[DATA LISTING]

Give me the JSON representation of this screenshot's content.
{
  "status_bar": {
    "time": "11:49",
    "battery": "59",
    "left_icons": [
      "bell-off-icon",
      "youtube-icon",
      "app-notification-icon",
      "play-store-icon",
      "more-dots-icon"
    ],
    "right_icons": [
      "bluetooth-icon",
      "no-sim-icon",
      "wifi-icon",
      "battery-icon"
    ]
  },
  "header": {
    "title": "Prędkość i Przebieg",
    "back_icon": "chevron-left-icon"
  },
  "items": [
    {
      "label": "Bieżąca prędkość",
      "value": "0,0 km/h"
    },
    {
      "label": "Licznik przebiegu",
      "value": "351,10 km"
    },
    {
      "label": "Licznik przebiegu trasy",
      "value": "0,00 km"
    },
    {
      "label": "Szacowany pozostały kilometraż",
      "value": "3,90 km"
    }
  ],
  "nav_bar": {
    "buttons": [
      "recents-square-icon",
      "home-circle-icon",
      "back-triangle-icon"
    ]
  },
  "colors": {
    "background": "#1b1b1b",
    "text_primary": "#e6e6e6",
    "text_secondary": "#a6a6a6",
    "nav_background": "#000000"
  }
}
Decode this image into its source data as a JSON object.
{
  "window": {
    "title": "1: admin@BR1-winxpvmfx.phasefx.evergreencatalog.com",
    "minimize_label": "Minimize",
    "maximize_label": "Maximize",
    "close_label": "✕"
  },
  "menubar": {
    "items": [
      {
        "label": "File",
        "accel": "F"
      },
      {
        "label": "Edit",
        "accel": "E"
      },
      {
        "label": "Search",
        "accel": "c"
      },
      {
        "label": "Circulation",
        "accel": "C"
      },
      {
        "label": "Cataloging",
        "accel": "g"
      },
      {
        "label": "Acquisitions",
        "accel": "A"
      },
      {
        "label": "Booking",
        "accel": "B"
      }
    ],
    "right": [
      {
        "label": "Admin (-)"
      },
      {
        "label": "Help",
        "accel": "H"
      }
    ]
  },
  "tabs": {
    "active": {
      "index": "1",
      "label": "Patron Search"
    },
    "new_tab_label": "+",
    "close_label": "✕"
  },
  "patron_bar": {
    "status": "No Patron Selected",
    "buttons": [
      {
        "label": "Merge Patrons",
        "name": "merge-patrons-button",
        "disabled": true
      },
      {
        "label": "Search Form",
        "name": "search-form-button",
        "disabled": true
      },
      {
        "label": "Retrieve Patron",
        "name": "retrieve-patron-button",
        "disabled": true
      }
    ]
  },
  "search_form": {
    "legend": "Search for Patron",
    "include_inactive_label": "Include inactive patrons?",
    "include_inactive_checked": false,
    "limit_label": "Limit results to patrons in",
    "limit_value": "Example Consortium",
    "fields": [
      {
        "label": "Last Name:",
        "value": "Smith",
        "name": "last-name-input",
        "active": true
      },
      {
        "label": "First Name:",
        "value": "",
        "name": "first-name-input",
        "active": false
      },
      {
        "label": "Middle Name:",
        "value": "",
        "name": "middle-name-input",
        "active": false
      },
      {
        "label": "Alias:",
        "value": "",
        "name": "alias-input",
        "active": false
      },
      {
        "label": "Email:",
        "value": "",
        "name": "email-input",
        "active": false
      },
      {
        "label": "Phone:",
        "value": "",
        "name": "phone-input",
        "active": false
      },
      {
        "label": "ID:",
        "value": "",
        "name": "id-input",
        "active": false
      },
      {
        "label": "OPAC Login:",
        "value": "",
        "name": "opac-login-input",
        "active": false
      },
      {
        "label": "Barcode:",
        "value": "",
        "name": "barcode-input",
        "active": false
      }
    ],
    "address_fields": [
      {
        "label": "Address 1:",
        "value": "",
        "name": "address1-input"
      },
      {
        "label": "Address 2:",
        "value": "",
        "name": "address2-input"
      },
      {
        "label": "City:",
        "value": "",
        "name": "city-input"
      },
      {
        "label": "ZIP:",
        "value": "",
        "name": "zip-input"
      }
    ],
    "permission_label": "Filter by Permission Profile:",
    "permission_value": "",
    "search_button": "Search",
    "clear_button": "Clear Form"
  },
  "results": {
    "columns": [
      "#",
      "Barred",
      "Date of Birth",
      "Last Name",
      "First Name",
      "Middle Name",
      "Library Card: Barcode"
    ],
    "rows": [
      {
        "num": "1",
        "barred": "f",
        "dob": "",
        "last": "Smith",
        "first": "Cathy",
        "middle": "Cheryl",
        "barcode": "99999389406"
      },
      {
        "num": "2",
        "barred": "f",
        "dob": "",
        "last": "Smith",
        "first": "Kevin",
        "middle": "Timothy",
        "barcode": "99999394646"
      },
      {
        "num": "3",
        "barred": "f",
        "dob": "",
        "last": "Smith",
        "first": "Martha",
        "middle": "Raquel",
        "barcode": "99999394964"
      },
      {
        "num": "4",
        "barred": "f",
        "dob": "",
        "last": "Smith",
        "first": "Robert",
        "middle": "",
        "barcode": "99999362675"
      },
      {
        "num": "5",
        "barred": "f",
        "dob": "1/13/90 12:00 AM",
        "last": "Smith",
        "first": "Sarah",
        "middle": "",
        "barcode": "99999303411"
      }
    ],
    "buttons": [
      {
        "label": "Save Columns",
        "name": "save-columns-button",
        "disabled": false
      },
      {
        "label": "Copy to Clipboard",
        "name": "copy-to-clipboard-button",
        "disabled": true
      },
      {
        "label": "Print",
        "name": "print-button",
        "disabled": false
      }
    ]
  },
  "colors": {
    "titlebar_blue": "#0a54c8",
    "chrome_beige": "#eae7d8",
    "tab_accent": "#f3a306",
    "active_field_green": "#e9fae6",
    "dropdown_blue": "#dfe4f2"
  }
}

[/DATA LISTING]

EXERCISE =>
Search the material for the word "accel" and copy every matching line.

COMPLETED EXERCISE =>
        "accel": "F"
        "accel": "E"
        "accel": "c"
        "accel": "C"
        "accel": "g"
        "accel": "A"
        "accel": "B"
        "accel": "H"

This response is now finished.